Thermal noise is the random voltage signal created by the Brownian motion of charge carriers in a conductor. Thermal noise is responsible for the hiss of audio systems and the "snow" of analog televisions. The noise was first explained by H. Nyquist, J.B. Johnson, and W. Schottky in the 1920s. In their honor, thermal noise is also referred to as Johnson noise or Nyquist noise.

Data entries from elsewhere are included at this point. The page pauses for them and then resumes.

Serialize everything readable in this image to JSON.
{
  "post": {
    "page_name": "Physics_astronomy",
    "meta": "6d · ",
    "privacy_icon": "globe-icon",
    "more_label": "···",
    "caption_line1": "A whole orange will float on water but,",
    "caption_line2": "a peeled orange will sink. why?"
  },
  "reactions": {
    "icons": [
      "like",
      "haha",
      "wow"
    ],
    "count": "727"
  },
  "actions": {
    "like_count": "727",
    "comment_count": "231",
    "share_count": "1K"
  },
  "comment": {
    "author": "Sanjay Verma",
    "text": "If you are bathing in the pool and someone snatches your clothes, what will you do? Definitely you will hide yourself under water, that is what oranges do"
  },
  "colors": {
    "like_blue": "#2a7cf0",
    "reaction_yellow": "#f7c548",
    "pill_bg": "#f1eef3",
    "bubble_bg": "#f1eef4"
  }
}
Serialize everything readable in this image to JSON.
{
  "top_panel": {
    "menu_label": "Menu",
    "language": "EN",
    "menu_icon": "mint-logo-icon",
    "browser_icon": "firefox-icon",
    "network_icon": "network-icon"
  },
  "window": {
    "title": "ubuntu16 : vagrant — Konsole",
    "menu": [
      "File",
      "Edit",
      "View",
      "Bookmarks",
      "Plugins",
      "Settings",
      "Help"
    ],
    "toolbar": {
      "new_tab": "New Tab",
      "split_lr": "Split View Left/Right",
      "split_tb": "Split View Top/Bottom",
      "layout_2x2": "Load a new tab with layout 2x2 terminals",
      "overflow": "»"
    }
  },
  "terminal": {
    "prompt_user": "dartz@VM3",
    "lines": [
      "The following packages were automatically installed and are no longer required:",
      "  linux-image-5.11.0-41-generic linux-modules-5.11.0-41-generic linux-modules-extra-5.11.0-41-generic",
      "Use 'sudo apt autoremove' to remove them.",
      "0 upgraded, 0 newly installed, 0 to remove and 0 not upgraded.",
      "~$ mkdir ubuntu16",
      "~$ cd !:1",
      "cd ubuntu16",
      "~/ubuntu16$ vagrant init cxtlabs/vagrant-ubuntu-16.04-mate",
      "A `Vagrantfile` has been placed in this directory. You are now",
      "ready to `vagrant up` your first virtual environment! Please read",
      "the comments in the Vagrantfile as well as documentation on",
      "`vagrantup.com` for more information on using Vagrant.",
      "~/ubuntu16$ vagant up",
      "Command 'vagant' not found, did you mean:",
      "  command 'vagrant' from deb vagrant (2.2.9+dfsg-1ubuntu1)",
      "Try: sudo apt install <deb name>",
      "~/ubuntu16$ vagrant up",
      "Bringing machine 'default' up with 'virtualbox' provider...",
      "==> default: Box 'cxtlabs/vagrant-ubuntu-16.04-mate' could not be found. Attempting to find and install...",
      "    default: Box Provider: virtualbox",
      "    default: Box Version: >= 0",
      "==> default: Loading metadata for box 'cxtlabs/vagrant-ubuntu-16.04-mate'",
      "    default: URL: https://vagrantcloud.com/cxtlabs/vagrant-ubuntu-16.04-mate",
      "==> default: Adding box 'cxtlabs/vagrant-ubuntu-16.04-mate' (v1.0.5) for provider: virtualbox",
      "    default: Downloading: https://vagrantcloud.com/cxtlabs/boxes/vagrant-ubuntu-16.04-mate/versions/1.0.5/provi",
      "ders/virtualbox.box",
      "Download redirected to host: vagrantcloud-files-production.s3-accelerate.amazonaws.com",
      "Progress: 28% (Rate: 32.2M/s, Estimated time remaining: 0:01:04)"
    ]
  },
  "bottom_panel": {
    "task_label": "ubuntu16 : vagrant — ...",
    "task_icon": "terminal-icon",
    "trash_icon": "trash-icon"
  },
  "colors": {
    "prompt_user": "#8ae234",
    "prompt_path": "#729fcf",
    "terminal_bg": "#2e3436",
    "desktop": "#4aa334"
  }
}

For most engineering applications, it is safe to assume that thermal noise power is constant across all frequencies. The root-mean-square, open circuit noise voltage of an element in an electrical circuit is well-approximated by (4kTRΔf)^{1/2}, where k is Boltzmann's constant, Δf is the bandwidth of the circuit, and R is the element's resistance. Given this noise voltage, simple circuit analysis shows that the *available noise power*, the maximum power that a noise source can deliver to a load, is kTΔf. Since the thermal noise is (almost) constant with frequency, it is often called white noise, because white light is light with power distributed equally across the visible spectrum.

The thermal noise voltage created by a device in an electrical circuit is of considerable interest, since such a voltage is added to the true signal of interest. Thermal noise imposes a minimum allowable signal level on electronic systems. A very common measurement of the effect of noise on a circuit is called signal-to-noise ratio, which is defined as 20log_{10}(V_{signal}/V_{noise}). For some applications, such as detection of tiny electromagnetic signals from the universe, circuits are cryogenically cooled to reduce thermal noise. Also, the formulas for thermal noise show that filters with low bandwidth (and correspondingly high quality factor) are desirable if noise is a problem.

Reference: __The Design of CMOS Radio-Frequency Integrated Circuits__ by Thomas H. Lee